The artist’s new works will be shown at a major exhibit at The Phillips Collection, Washington, DC, whereas another display of his creations in Washington D.C forms part of an interesting contemporary art series ‘Intersections’, asking artists to create work in response to art and spaces in The Phillips Collection. Among the honors and awards won by him are Sanskriti Award, India (2006); Kunstlerdorf’s fellowship, Schoppingen, Germany (2001); Fundacio pilar i Joan Miro Awards for Graphics, Spain (2001); and Honorable Award in 3rd International triennial of graphic art, Bitola, Onia (2000). He was also shortlisted for The Skoda Prize earlier this year.

‘(IN)Between’, his critically acclaimed show of works on paper and sculptures, included of intriguing installations ‘Kaayam’ and ‘Shadow of a Shadow of a Shadow’. While both excavated the unseen and the invisible, the latter in particular revealed the presence of something elemental, and culminated a long process for him in imparting mass to the ephemeral and bringing to the fore the non visible. ‘Kaayam’, on the other hand, reflected on the absence of something very essential, to add to his oeuvre of attention-grabbing works cast from the artist’s body. It negotiated the thin layer of skin, setting apart one’s own being from everything else. The rigid walls yielded to confound and amuse the viewer in ‘In Sounds of Silence and Gravity’, whereas ‘Energy Field and Link’ seemingly tried to defy the rules of nature.

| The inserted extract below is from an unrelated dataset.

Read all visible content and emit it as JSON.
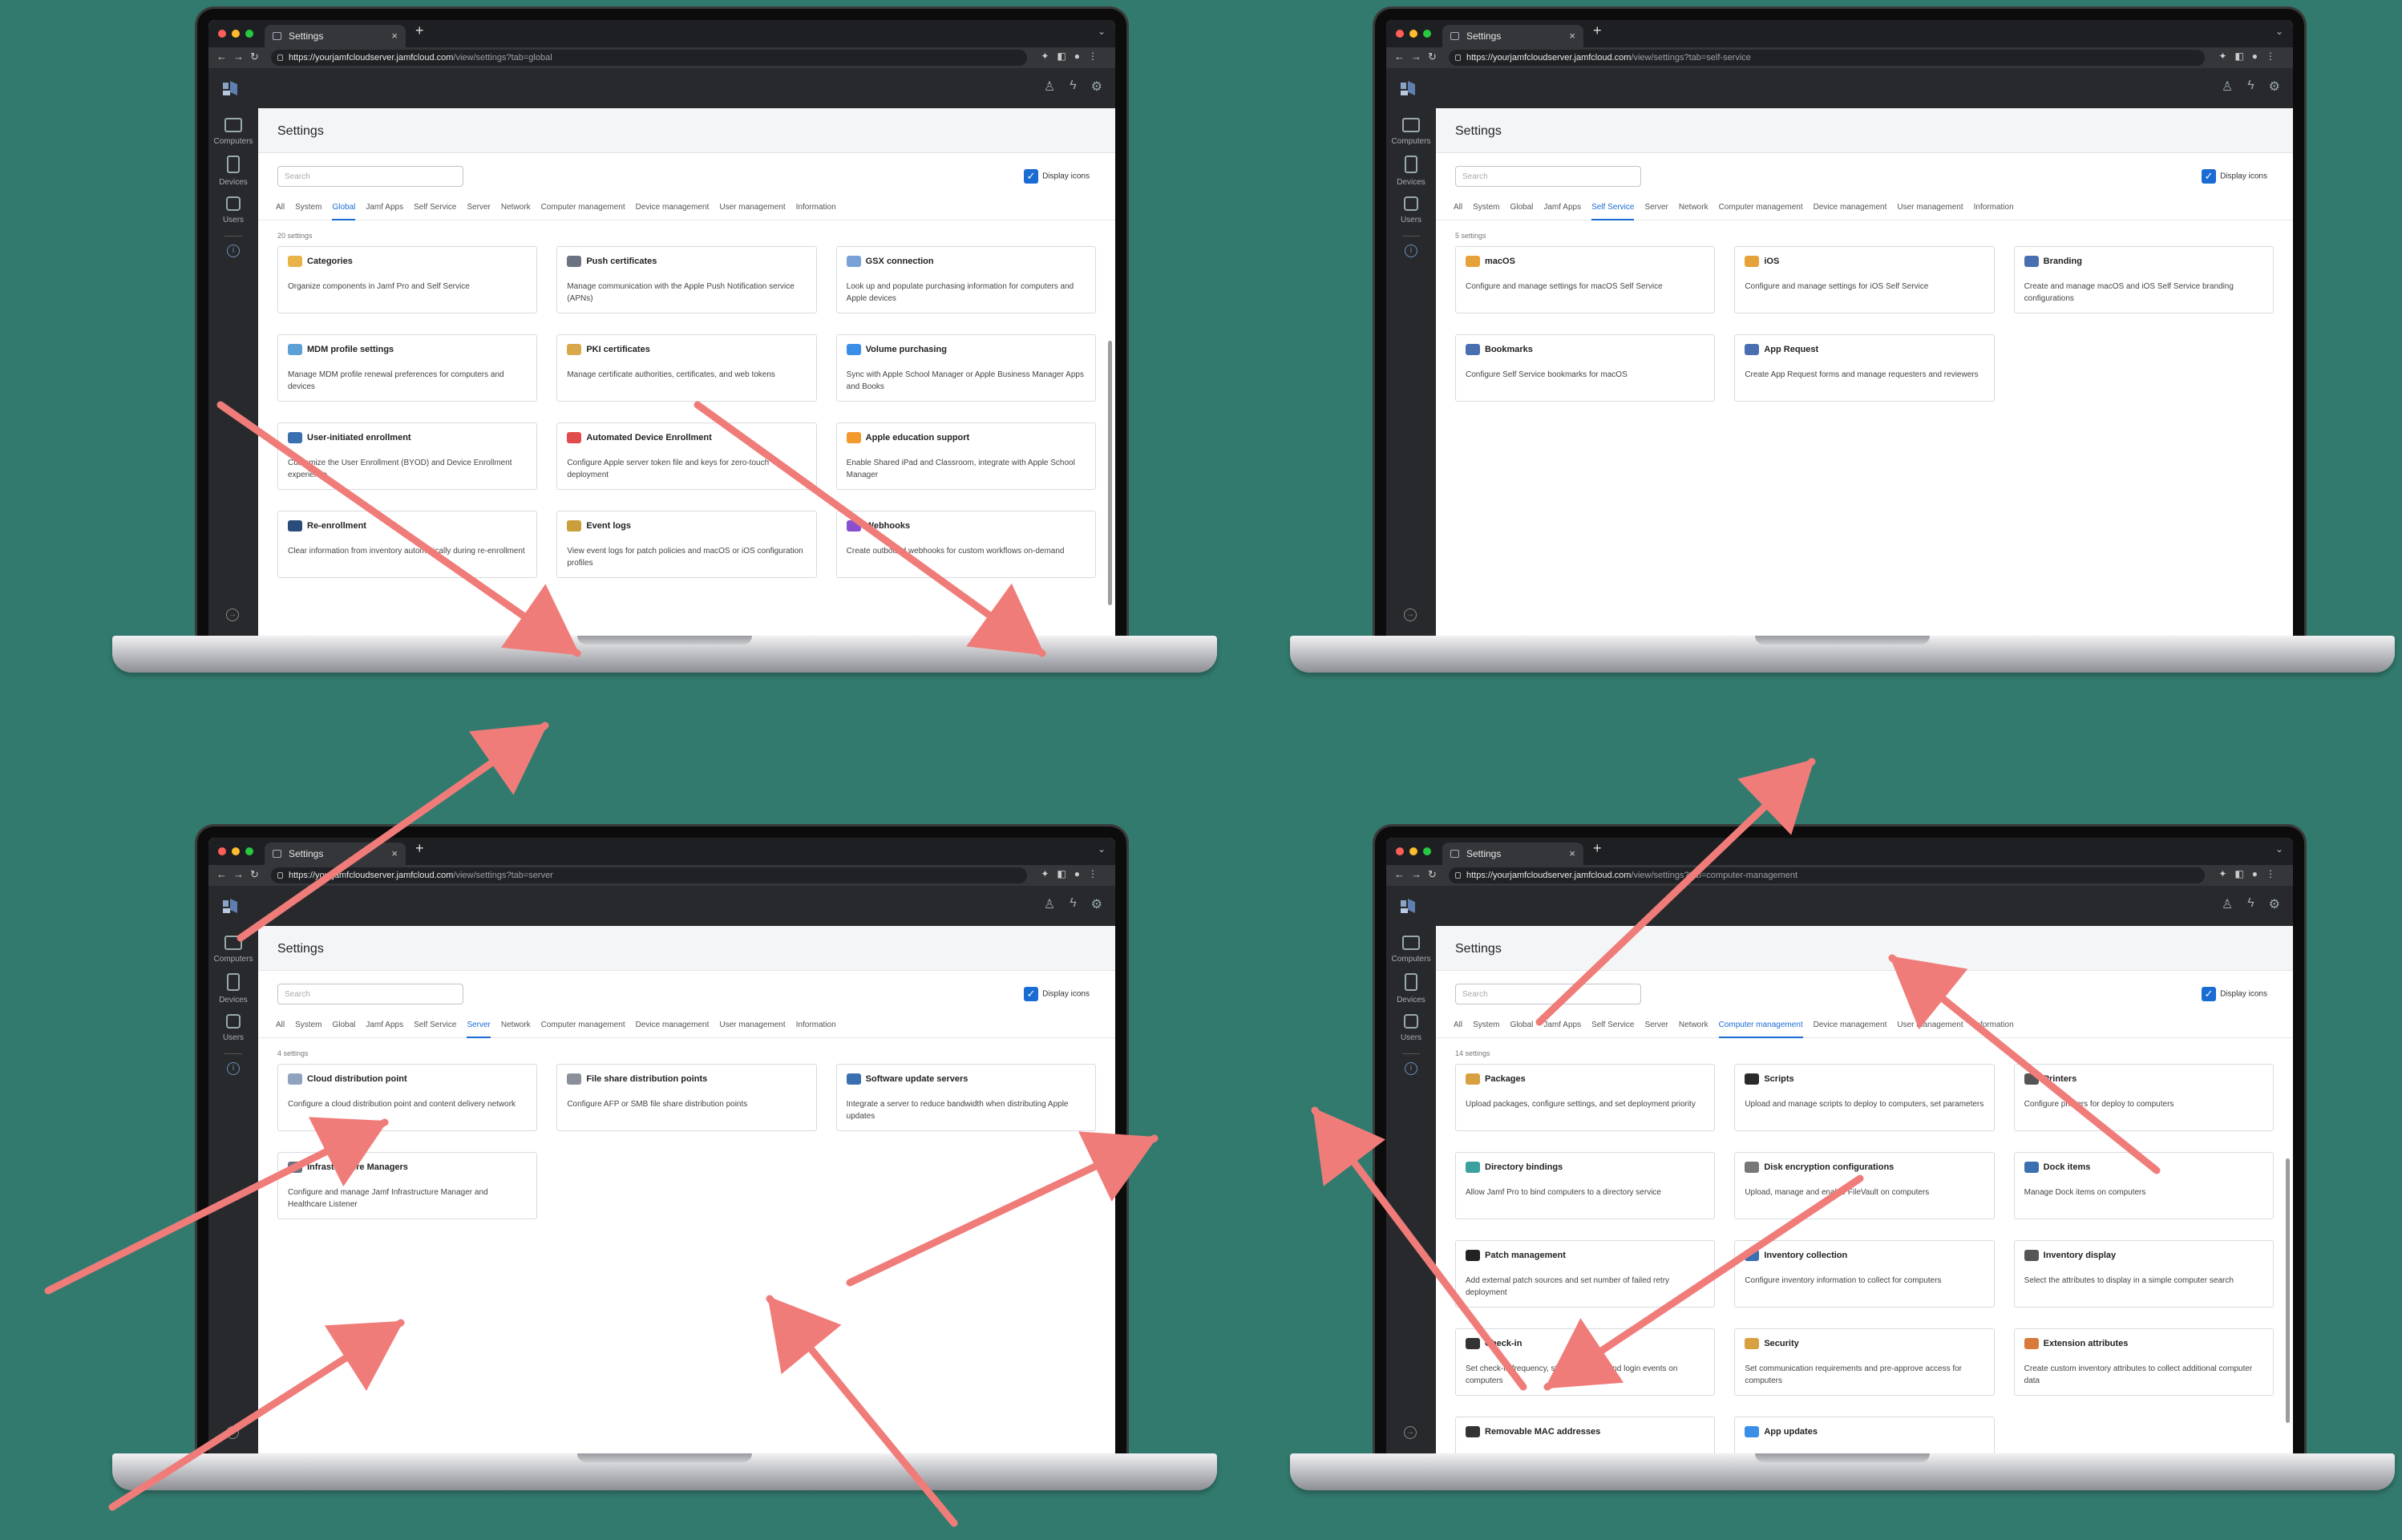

In essence, A Balasubramaniam's work leads to exploration of boundaries between personal and cosmic dimensions, and between tradition and modernity. Formally it combines light and shadow. It’s both amorphous and contained, comprising metaphors, which allude to a belief in the cyclical nature of things.